- Remove any debris on the ledges holding your grates to prevent potential flare-ups from lighting debris and grease in your grill’s bottom. When a grease fire occurs, turn off the grill burners and cover the grill until the fire goes out. You should not use water to extinguish a grease fire.
Season your grates
- Use an onion to season your grill grates. Cut an onion in half and rub it on the clean grates. Onions have sulfur elements that create a hard surface when heated. The hard surface degrades at 1000°F. The onions also have antibacterial components that ensure your grates are safe to cook on.
- After grilling a few times, oil your grates. But as your grill grates season over time, oiling them will become unnecessary. You can also oil your food before grilling to help the seasoning process and break in new grill grates.
- Use oils that have high smoke points, like avocado or canola oils. Oils like extra virgin olive oil smoke at 400°F and become sticky, making grilling pretty messy.
Give your grates time to season.
- Over-cleaning your grates hinders them from seasoning. Seasoning allows them to form a non-stick coating. As your grates season, they turn from grey to black.
- Do not heat burn-offs on extremely high heat upon grilling to avoid baking the debris. Overexposure to high heat of over 850°F will gradually warp your grates.
Can you soak grill grates in Dawn?
Yes, you can. Soaking your grill grates in dish soap like Dawn is an effective way of deep cleaning your grill grates. You can deep clean your grates in a washtub or sink. Deep cleaning is perfect for removing sauces and marinades. Do not use a dishwasher, oven cleaner, or harsh acidic products to clean your grates as they will damage them.
After soaking your grill grates, use a sponge or brush to scrub them. A blackened surface is a sign of seasoning. So you should only deep clean occasionally. Over-cleaning will damage the seasoning, and you will need to re-season your grates.
Check this too: Types of Gas Grill Burners
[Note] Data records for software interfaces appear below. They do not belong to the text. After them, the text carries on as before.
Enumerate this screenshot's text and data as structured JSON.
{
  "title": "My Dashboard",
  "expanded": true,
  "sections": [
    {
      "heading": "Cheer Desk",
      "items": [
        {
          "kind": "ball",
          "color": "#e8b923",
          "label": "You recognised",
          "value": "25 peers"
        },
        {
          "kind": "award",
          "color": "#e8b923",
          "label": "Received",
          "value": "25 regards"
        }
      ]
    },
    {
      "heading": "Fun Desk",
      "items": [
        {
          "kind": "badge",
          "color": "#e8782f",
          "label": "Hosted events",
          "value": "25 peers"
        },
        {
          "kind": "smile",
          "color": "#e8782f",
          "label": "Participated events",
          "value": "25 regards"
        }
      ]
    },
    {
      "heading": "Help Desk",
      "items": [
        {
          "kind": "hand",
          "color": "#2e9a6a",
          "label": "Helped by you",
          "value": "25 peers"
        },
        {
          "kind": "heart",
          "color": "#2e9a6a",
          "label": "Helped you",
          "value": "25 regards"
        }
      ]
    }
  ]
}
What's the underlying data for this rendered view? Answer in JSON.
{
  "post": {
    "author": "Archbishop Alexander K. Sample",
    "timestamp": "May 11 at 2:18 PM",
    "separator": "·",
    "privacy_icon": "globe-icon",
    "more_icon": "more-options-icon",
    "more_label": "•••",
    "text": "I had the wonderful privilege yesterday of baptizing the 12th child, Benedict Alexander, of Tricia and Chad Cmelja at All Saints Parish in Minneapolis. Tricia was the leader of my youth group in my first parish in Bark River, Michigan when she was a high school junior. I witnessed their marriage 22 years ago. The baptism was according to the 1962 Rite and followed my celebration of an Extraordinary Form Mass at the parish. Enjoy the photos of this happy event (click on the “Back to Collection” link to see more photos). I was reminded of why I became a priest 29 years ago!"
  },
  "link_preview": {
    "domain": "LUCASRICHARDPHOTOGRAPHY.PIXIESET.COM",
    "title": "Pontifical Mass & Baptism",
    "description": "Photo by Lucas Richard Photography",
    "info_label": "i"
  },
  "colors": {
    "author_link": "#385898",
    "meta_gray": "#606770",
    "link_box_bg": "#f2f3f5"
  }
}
It is advisable to clean your grill before and after grilling thoroughly. However, you can make the work easier if you oil your grates beforehand. Use a paper towel to rub any oil of choice on your grates. The rest of your grill, grill tools, and accessories also need to be sparkling from top to bottom. Also, protect your grill from debris or rain with a grill cover during barbecues. Proper cleaning and maintenance increase your grill’s longevity, allowing you to enjoy many grilling seasons.